Guest essay by Eric Worrall
Who feels sad about the fate of the poor lost baby fish?
Baby fish may not find their way home as the level of CO2 in the ocean rises, study finds
University of Adelaide Professor Ivan Nagelkerken said some species of fish larvae relied on sounds in the ocean to find their way between open areas and shallow water.
When larvae grow big enough, they find their way to their natural habitats along the coastlines.
“A lot of larvae have evolved to use certain cues to help them find their new homes … including sounds,” Professor Nagelkerken said.
“It’s a very reliable, directional cue that can help them to navigate to find these homes.”
The research compared the behaviour of barramundi larvae in normal water to water with elevated CO2 levels similar to those predicted for the end of the century.
The right sounds would have led the barramundi to their natural habitat — tropical estuarine mangroves.
Instead, they were attracted to different sounds and white noise, leading them to habitats that were not beneficial to their survival.
“When we raised these larvae under elevated CO2, we saw that those larvae were no longer attracted — and worse, they were deterred by — the natural sounds of their natural habitat,” he said.
The abstract of the study;
On the wrong track: ocean acidification attracts larval fish to irrelevant environmental cues
Tullio Rossi, Jennifer C. A. Pistevos, Sean D. Connell & Ivan Nagelkerken
Population replenishment of marine life largely depends on successful dispersal of larvae to suitable adult habitat. Ocean acidification alters behavioural responses to physical and chemical cues in marine animals, including the maladaptive deterrence of settlement-stage larval fish to odours of preferred habitat and attraction to odours of non-preferred habitat. However, sensory compensation may allow fish to use alternative settlement cues such as sound. We show that future ocean acidification reverses the attraction of larval fish (barramundi) to their preferred settlement sounds (tropical estuarine mangroves). Instead, acidification instigates an attraction to unfamiliar sounds (temperate rocky reefs) as well as artificially generated sounds (white noise), both of which were ignored by fish living in current day conditions. This finding suggests that by the end of the century, following a business as usual CO2 emission scenario, these animals might avoid functional environmental cues and become attracted to cues that provide no adaptive advantage or are potentially deleterious. This maladaptation could disrupt population replenishment of this and other economically important species if animals fail to adapt to elevated CO2 conditions.
According to the body of the text, the study was conducted in a big fish tank.
In my opinion the premise of this study is absurd. You can’t draw meaningful conclusions about the impact of a century of gradual change by dropping fish into an elevated CO2 environment and seeing which way they swim.

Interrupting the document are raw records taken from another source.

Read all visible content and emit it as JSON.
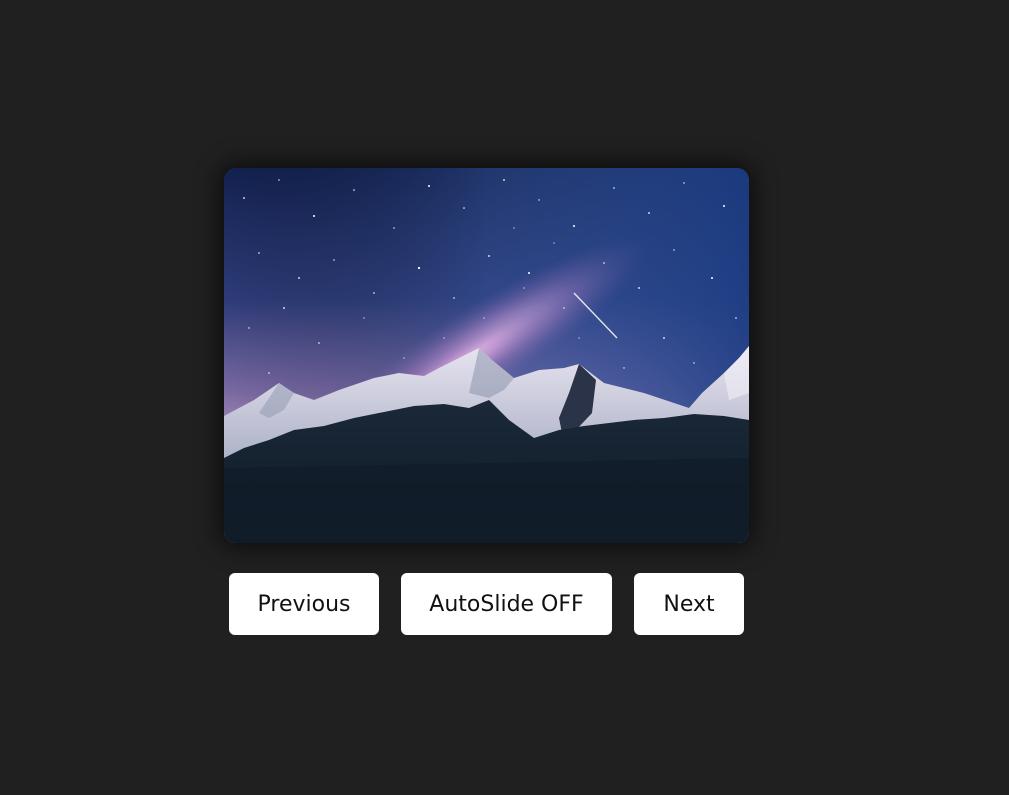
{
  "slideshow": {
    "current_slide": {
      "image": "night-sky-mountains"
    },
    "controls": {
      "previous_label": "Previous",
      "autoslide_label": "AutoSlide OFF",
      "next_label": "Next"
    }
  },
  "colors": {
    "page_background": "#202020",
    "button_background": "#ffffff",
    "button_text": "#111111"
  }
}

Even if the apparent confusion was caused by CO2 rather than contaminants or problems with the sound equipment, over the next eighty years fish will have plenty of opportunity to adapt to changed conditions – an opportunity not afforded to the unfortunate baby fish which participated in this experiment.